Dr. Neeraj Mishra is working as Associate Professor in Department of Pharmaceutics at ISF College of Pharmacy, Moga (Punjab) since July 2012. He has completed his B. Pharm (2000), M. Pharm (2003) and Ph.D. (2011) in Pharmaceutical Sciences from Department of Pharmaceutical Sciences, Dr. H.S. Gour Central University, Sagar (M.P.). He is having 38 International and 14 National Publication typically in recent concept of novel drug delivery system, particularly in vaccine delivery and drug targeting.
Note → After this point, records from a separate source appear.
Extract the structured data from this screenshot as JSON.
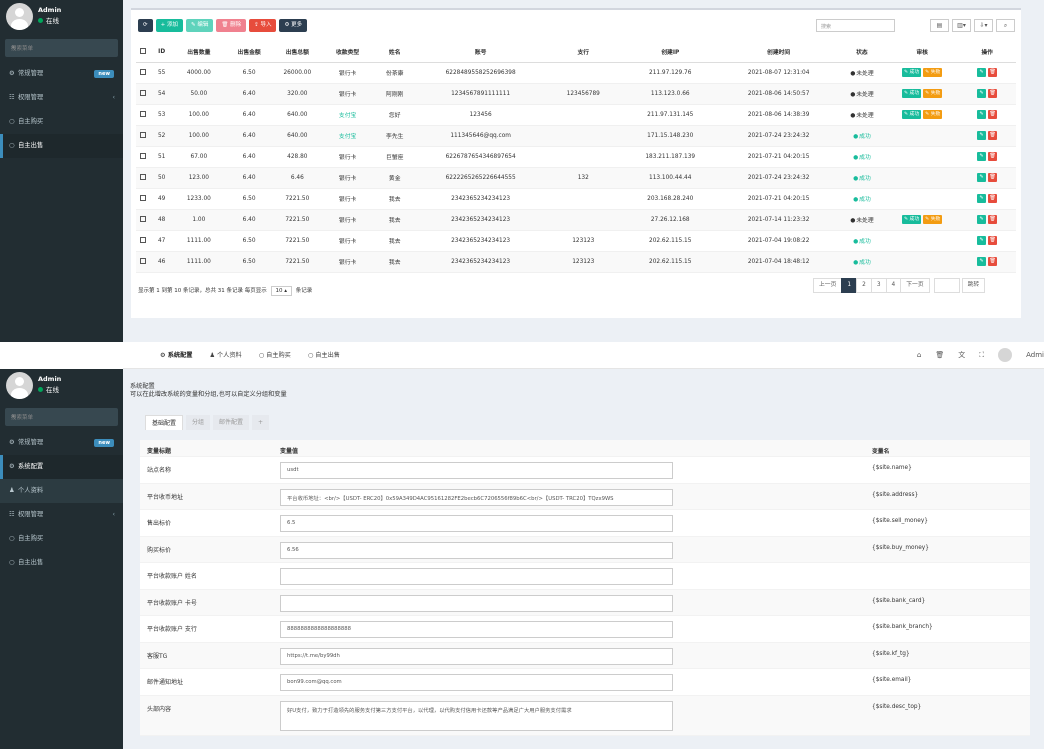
{
  "sidebar": {
    "user_name": "Admin",
    "status": "在线",
    "search_placeholder": "搜索菜单",
    "new_badge": "new"
  },
  "shot1": {
    "menu": [
      "常规管理",
      "权限管理",
      "自主购买",
      "自主出售"
    ],
    "toolbar": {
      "refresh": "⟳",
      "add": "添加",
      "edit": "编辑",
      "delete": "删除",
      "import": "导入",
      "more": "更多"
    },
    "search_placeholder": "搜索",
    "columns": [
      "ID",
      "出售数量",
      "出售金额",
      "出售总额",
      "收款类型",
      "姓名",
      "账号",
      "支行",
      "创建IP",
      "创建时间",
      "状态",
      "审核",
      "操作"
    ],
    "rows": [
      [
        "55",
        "4000.00",
        "6.50",
        "26000.00",
        "银行卡",
        "份茶康",
        "6228489558252696398",
        "",
        "211.97.129.76",
        "2021-08-07 12:31:04",
        "未处理",
        "audit"
      ],
      [
        "54",
        "50.00",
        "6.40",
        "320.00",
        "银行卡",
        "阿刚刚",
        "1234567891111111",
        "123456789",
        "113.123.0.66",
        "2021-08-06 14:50:57",
        "未处理",
        "audit"
      ],
      [
        "53",
        "100.00",
        "6.40",
        "640.00",
        "支付宝",
        "您好",
        "123456",
        "",
        "211.97.131.145",
        "2021-08-06 14:38:39",
        "未处理",
        "audit"
      ],
      [
        "52",
        "100.00",
        "6.40",
        "640.00",
        "支付宝",
        "李先生",
        "111345646@qq.com",
        "",
        "171.15.148.230",
        "2021-07-24 23:24:32",
        "成功",
        ""
      ],
      [
        "51",
        "67.00",
        "6.40",
        "428.80",
        "银行卡",
        "巨蟹座",
        "6226787654346897654",
        "",
        "183.211.187.139",
        "2021-07-21 04:20:15",
        "成功",
        ""
      ],
      [
        "50",
        "123.00",
        "6.40",
        "6.46",
        "银行卡",
        "黄金",
        "6222265265226644555",
        "132",
        "113.100.44.44",
        "2021-07-24 23:24:32",
        "成功",
        ""
      ],
      [
        "49",
        "1233.00",
        "6.50",
        "7221.50",
        "银行卡",
        "我去",
        "2342365234234123",
        "",
        "203.168.28.240",
        "2021-07-21 04:20:15",
        "成功",
        ""
      ],
      [
        "48",
        "1.00",
        "6.40",
        "7221.50",
        "银行卡",
        "我去",
        "2342365234234123",
        "",
        "27.26.12.168",
        "2021-07-14 11:23:32",
        "未处理",
        "audit"
      ],
      [
        "47",
        "1111.00",
        "6.50",
        "7221.50",
        "银行卡",
        "我去",
        "2342365234234123",
        "123123",
        "202.62.115.15",
        "2021-07-04 19:08:22",
        "成功",
        ""
      ],
      [
        "46",
        "1111.00",
        "6.50",
        "7221.50",
        "银行卡",
        "我去",
        "2342365234234123",
        "123123",
        "202.62.115.15",
        "2021-07-04 18:48:12",
        "成功",
        ""
      ]
    ],
    "audit_success": "成功",
    "audit_fail": "失败",
    "pager_info_a": "显示第 1 到第 10 条记录，总共 31 条记录 每页显示",
    "page_size": "10",
    "pager_info_b": "条记录",
    "pager": {
      "prev": "上一页",
      "pages": [
        "1",
        "2",
        "3",
        "4"
      ],
      "next": "下一页",
      "jump": "跳转"
    }
  },
  "shot2": {
    "topnav": [
      "系统配置",
      "个人资料",
      "自主购买",
      "自主出售"
    ],
    "top_user": "Admi",
    "menu": [
      "常规管理",
      "系统配置",
      "个人资料",
      "权限管理",
      "自主购买",
      "自主出售"
    ],
    "panel_title": "系统配置",
    "panel_desc": "可以在此增改系统的变量和分组,也可以自定义分组和变量",
    "subtabs": [
      "基础配置",
      "分组",
      "邮件配置",
      "+"
    ],
    "headers": {
      "title": "变量标题",
      "value": "变量值",
      "name": "变量名"
    },
    "config": [
      {
        "title": "站点名称",
        "value": "usdt",
        "name": "{$site.name}"
      },
      {
        "title": "平台收币地址",
        "value": "平台收币地址：<br/>【USDT- ERC20】0x59A349D4AC95161282FE2becb6C7206556f89b6C<br/>【USDT- TRC20】TQzx9WS",
        "name": "{$site.address}"
      },
      {
        "title": "售出标价",
        "value": "6.5",
        "name": "{$site.sell_money}"
      },
      {
        "title": "购买标价",
        "value": "6.56",
        "name": "{$site.buy_money}"
      },
      {
        "title": "平台收款账户 姓名",
        "value": "",
        "name": ""
      },
      {
        "title": "平台收款账户 卡号",
        "value": "",
        "name": "{$site.bank_card}"
      },
      {
        "title": "平台收款账户 支行",
        "value": "8888888888888888888",
        "name": "{$site.bank_branch}"
      },
      {
        "title": "客服TG",
        "value": "https://t.me/by99dh",
        "name": "{$site.kf_tg}"
      },
      {
        "title": "邮件通知地址",
        "value": "bon99.com@qq.com",
        "name": "{$site.email}"
      },
      {
        "title": "头部内容",
        "value": "好U支付，致力于打造领先的服务支付第三方支付平台，以代理，以代购支付信用卡还款等产品满足广大用户服务支付需求",
        "name": "{$site.desc_top}"
      }
    ]
  }
}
He is also written 4 book chapter in national and International publisher (Nova Science Publishers).
Mucosal immunization frequently results in the stimulation of both mucosal and systemic immune responses, whereas systemic immunization typically induces systemic responses without activating the mucosal immune system. The present study was aimed at exploring the targeting potential of LTA-anchored chitosan nanoparticles (CH-NP) specifi cally to M cell following oral immunization. The lectinized CH-NP exhibited 7 – 29% coupling capacity depending upon the amount of glutaraldehyde added. Induction of the mucosal immunity was assessed by estimating secretory IgA level in the salivary, intestinal and vaginal secretions, and cytokine (IL-2 and IFN- g) levels in the spleen homogenates. The results demonstrated that LTAanchored CHNP elicited strong humoral and cellular responses and hence could be a competent carrier-adjuvant deliverysystem for oral mucosal immunization against Hepatitis B.
Key Words: chitosan nanoparticles , hepatitis B , LTA lectin , M cells , oral immunization